money I handed over to them, they also took my camera and I was threatened with

violence if I didn’t co-operate. So instead you will be invited to lunch.

Vietnam card scamVictims have accused this man of posing as a dealer named “Woody” or “Let.” This story is

one that’s often repeated in Saigon.

But not everything

– actually nothing — in this high-stakes card game is what it seems.

vietnam card mafiaTwo card sharps flee security guards at a shopping mall. He has told the woman beside him, Martha, that he is a local gym

teacher.

Lunch turns into

a friendly blackjack game, when suddenly one of the players, a “Singapore

banker,” pulls out a case containing around US$50,000.

The game sours

In a letter sent last March to Thanh Nien Weekly, the Philippines’ ambassador, Jerril G. In these cases, some victims allege being

drugged or kidnapped and then robbed.

Efforts are

being made to clamp down on the scam artists.

According to

sources however, most or all of these individuals have since been released. 

. Martha, a recent victim of the scam and whose name has

been changed here, explains: “If I walk away, he wins the pot. Santos, wrote: “As of December 2, 2010, we know of five

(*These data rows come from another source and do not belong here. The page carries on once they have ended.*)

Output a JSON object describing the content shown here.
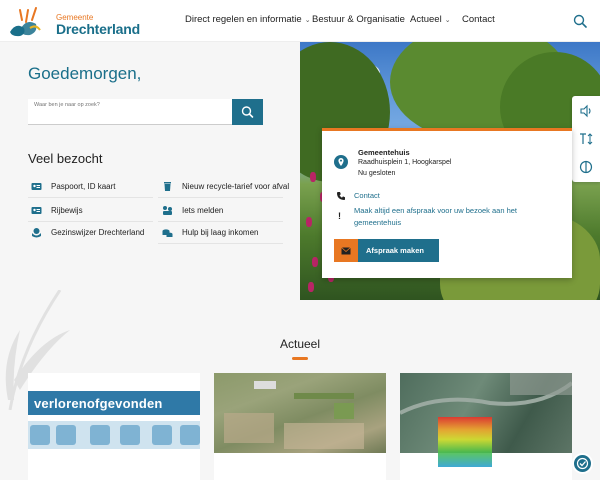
{
  "header": {
    "logo_small": "Gemeente",
    "logo_big": "Drechterland",
    "nav": [
      {
        "label": "Direct regelen en informatie",
        "has_dropdown": true
      },
      {
        "label": "Bestuur & Organisatie",
        "has_dropdown": false
      },
      {
        "label": "Actueel",
        "has_dropdown": true
      },
      {
        "label": "Contact",
        "has_dropdown": false
      }
    ],
    "chevron": "⌄"
  },
  "home": {
    "greeting": "Goedemorgen,",
    "search_placeholder": "Waar ben je naar op zoek?"
  },
  "veel_bezocht": {
    "title": "Veel bezocht",
    "items": [
      {
        "label": "Paspoort, ID kaart",
        "icon": "id-card-icon"
      },
      {
        "label": "Nieuw recycle-tarief voor afval",
        "icon": "trash-icon"
      },
      {
        "label": "Rijbewijs",
        "icon": "id-card-icon"
      },
      {
        "label": "Iets melden",
        "icon": "report-icon"
      },
      {
        "label": "Gezinswijzer Drechterland",
        "icon": "family-icon"
      },
      {
        "label": "Hulp bij laag inkomen",
        "icon": "coins-icon"
      }
    ]
  },
  "info_card": {
    "title": "Gemeentehuis",
    "address": "Raadhuisplein 1, Hoogkarspel",
    "status": "Nu gesloten",
    "contact_label": "Contact",
    "appointment_text_1": "Maak altijd een afspraak voor uw bezoek aan het",
    "appointment_text_2": "gemeentehuis",
    "button_label": "Afspraak maken",
    "accent": "#e87722",
    "primary": "#1f6f8c"
  },
  "actueel": {
    "title": "Actueel",
    "cards": [
      {
        "kind": "brand-banner",
        "brand_text": "verlorenofgevonden"
      },
      {
        "kind": "aerial-photo"
      },
      {
        "kind": "aerial-heatmap"
      }
    ]
  }
}
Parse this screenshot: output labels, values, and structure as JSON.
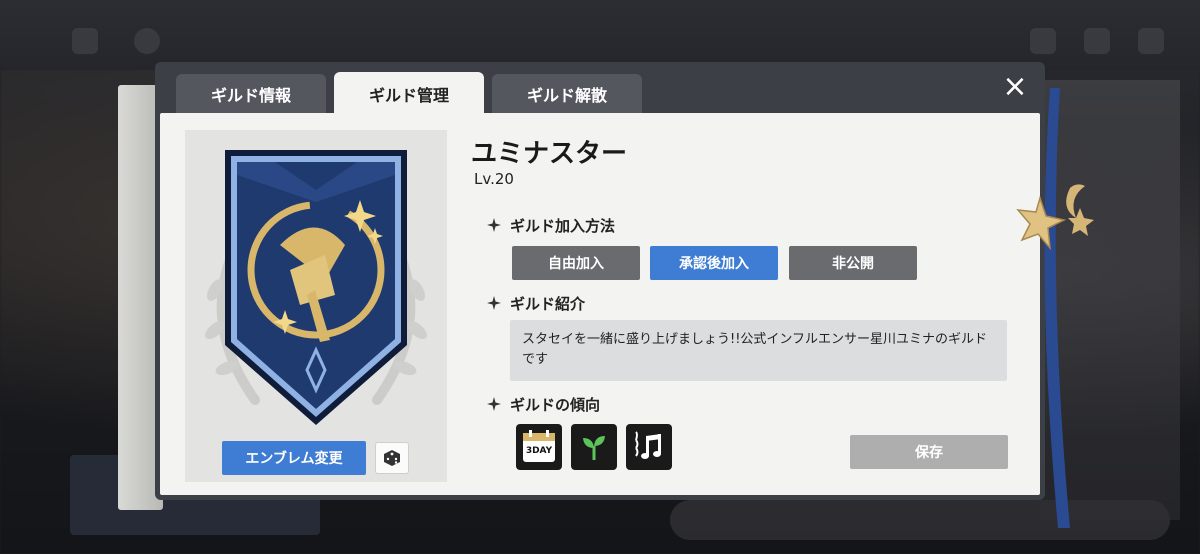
{
  "tabs": [
    {
      "label": "ギルド情報",
      "active": false
    },
    {
      "label": "ギルド管理",
      "active": true
    },
    {
      "label": "ギルド解散",
      "active": false
    }
  ],
  "close_icon": "×",
  "guild": {
    "name": "ユミナスター",
    "level": "Lv.20"
  },
  "emblem": {
    "change_label": "エンブレム変更",
    "dice_icon": "dice-icon"
  },
  "join_method": {
    "title": "ギルド加入方法",
    "options": [
      "自由加入",
      "承認後加入",
      "非公開"
    ],
    "selected": "承認後加入"
  },
  "intro": {
    "title": "ギルド紹介",
    "text": "スタセイを一緒に盛り上げましょう!!公式インフルエンサー星川ユミナのギルドです"
  },
  "tendency": {
    "title": "ギルドの傾向",
    "icons": [
      {
        "name": "calendar-3day-icon",
        "label": "3DAY"
      },
      {
        "name": "sprout-icon"
      },
      {
        "name": "music-note-icon"
      }
    ]
  },
  "save_label": "保存",
  "colors": {
    "accent": "#3f7cd3",
    "inactive_button": "#6a6b6e",
    "disabled_button": "#aeaeae",
    "emblem_navy": "#1f3a6e",
    "emblem_gold": "#d9b76a"
  }
}
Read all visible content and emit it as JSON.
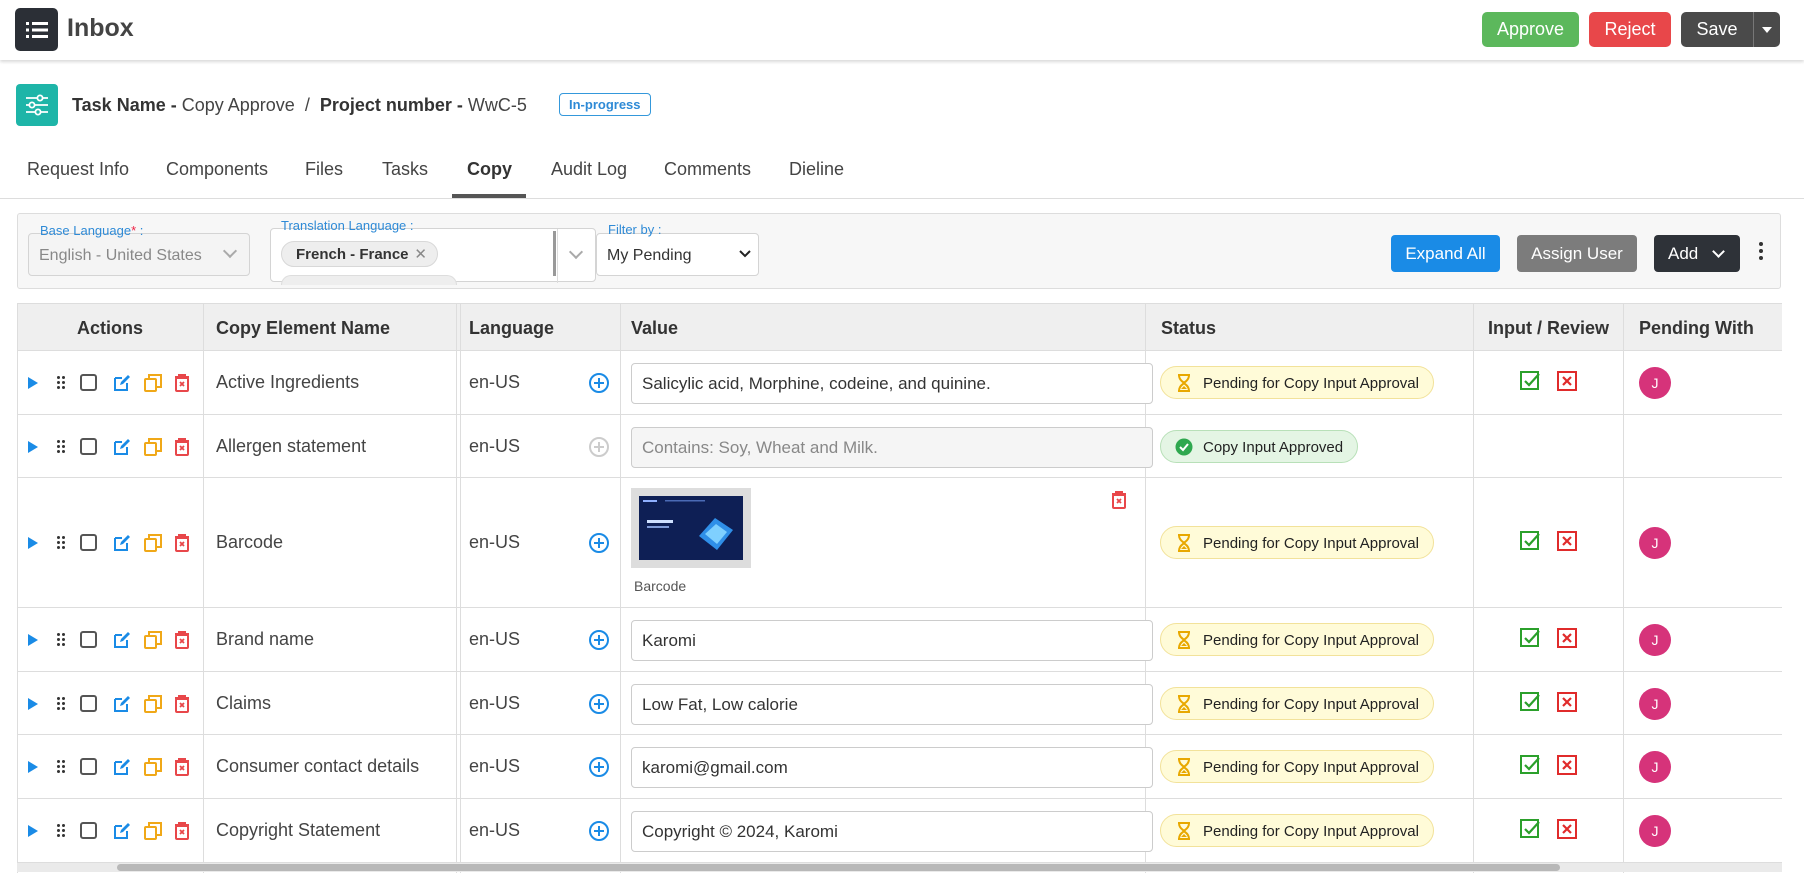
{
  "header": {
    "title": "Inbox",
    "approve_label": "Approve",
    "reject_label": "Reject",
    "save_label": "Save"
  },
  "task": {
    "task_name_label": "Task Name",
    "task_name_value": "Copy Approve",
    "separator": "/",
    "project_label": "Project number",
    "project_value": "WwC-5",
    "status": "In-progress"
  },
  "tabs": [
    "Request Info",
    "Components",
    "Files",
    "Tasks",
    "Copy",
    "Audit Log",
    "Comments",
    "Dieline"
  ],
  "active_tab": "Copy",
  "filters": {
    "base_language_label": "Base Language",
    "base_language_value": "English - United States",
    "translation_language_label": "Translation Language :",
    "translation_chip": "French - France",
    "filter_by_label": "Filter by :",
    "filter_by_value": "My Pending",
    "expand_all_label": "Expand All",
    "assign_user_label": "Assign User",
    "add_label": "Add"
  },
  "table": {
    "headers": [
      "Actions",
      "Copy Element Name",
      "Language",
      "Value",
      "Status",
      "Input / Review",
      "Pending With"
    ],
    "rows": [
      {
        "name": "Active Ingredients",
        "language": "en-US",
        "value": "Salicylic acid, Morphine, codeine, and quinine.",
        "status": "Pending for Copy Input Approval",
        "status_type": "pending",
        "avatar": "J"
      },
      {
        "name": "Allergen statement",
        "language": "en-US",
        "value": "Contains: Soy, Wheat and Milk.",
        "status": "Copy Input Approved",
        "status_type": "approved",
        "avatar": ""
      },
      {
        "name": "Barcode",
        "language": "en-US",
        "value": "Barcode",
        "status": "Pending for Copy Input Approval",
        "status_type": "pending",
        "avatar": "J"
      },
      {
        "name": "Brand name",
        "language": "en-US",
        "value": "Karomi",
        "status": "Pending for Copy Input Approval",
        "status_type": "pending",
        "avatar": "J"
      },
      {
        "name": "Claims",
        "language": "en-US",
        "value": "Low Fat, Low calorie",
        "status": "Pending for Copy Input Approval",
        "status_type": "pending",
        "avatar": "J"
      },
      {
        "name": "Consumer contact details",
        "language": "en-US",
        "value": "karomi@gmail.com",
        "status": "Pending for Copy Input Approval",
        "status_type": "pending",
        "avatar": "J"
      },
      {
        "name": "Copyright Statement",
        "language": "en-US",
        "value": "Copyright © 2024, Karomi",
        "status": "Pending for Copy Input Approval",
        "status_type": "pending",
        "avatar": "J"
      }
    ]
  },
  "colors": {
    "primary": "#1a8be6",
    "approve": "#5cb85c",
    "reject": "#e8474a",
    "teal": "#1eb5a8",
    "avatar": "#d6337a"
  }
}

cases involving nine Filipinos in detention centers or awaiting trial in

court … only arrests that progress into court cases are officially conveyed to

the Embassy for appropriate consular assistance and representation.”

However, on

arriving at home, the daughter is at the hospital because the grandmother

has been taken ill. “I lost US$12,000, I feel like such a fool, I knew I

should have walked away but I didn’t,” blogs a victim named Mick.

They wait on streets

frequented by tourists, such as Phan Ngu Lao, Le Loi, and Dong Khoi.

Travel warnings

regarding these cases have been posted on the U.K., U.S., Australian and Canadian

embassy websites.

“Uncle Manoy” is

dealing. She hands it to the men, who

accept, saying a loan shark could cover the rest.

The “banker” ups

the ante to US$1,000. One ploy is to say their daughter is

applying for a visa to visit your home country.

Martha manages

to withdraw nearly US$1,000. Manoy, who has previously agreed to be her “secret partner,” winks and lends her the necessary US$1,000.

She wins again. 

Not so fast

“Cousin Louie”

sits opposite. Most

players would consider him the ideal opponent; he’s throwing around lots of

cash carelessly.

Their daily

stakeouts include landmarks like 29 Thang 9 Park, adjacent to Pham Ngu Lao; the

front entrances of Parkson and Vincom shopping centers; and Bach Tung Diep Park in

front of the Ho Chi Minh City

Museum. 

Though most

travelers who are approached do not go along with the con artists, many

visitors have complained that the group is a nuisance.

That’s when

everything falls apart. … Already

over-extended by US$1,000 and not wanting Manoy to lose his money, I panic.”

When six Filipinos

in the group were arrested last May, grabbing headlines across Vietnam, city police

said they had assembled a special investigative task force following complaints

from mainly Japanese and South Korean tourists who had been fleeced out of

large sums of money by “Asians speaking English.”

The scam

artists’ aim is to snare foreigners who are traveling alone and have

just arrived in Vietnam

for the first time.

Another common

scenario starts with a request for the victim to translate a letter received

from overseas.

Some victims are

not as lucky as Martha. A Japanese national allegedly lost US$8,000

Some victims lose big

Manoy and Louie

are not Vietnamese, nor are they Malaysians, as they claim.

The stories are

often similar in nature: a person claiming to be from Malaysia

strikes up a conversation with you in the street. Martha’s heart pounds

Max Lyons

Max Lyons

Before you fall for the next sports gambling resource that you find, check out the following reviews of the very best sports bettor systems by visiting Arbitrage Betting http://dienlanhsg.com.
Max Lyons

Category : Uncategorized

Leave a Reply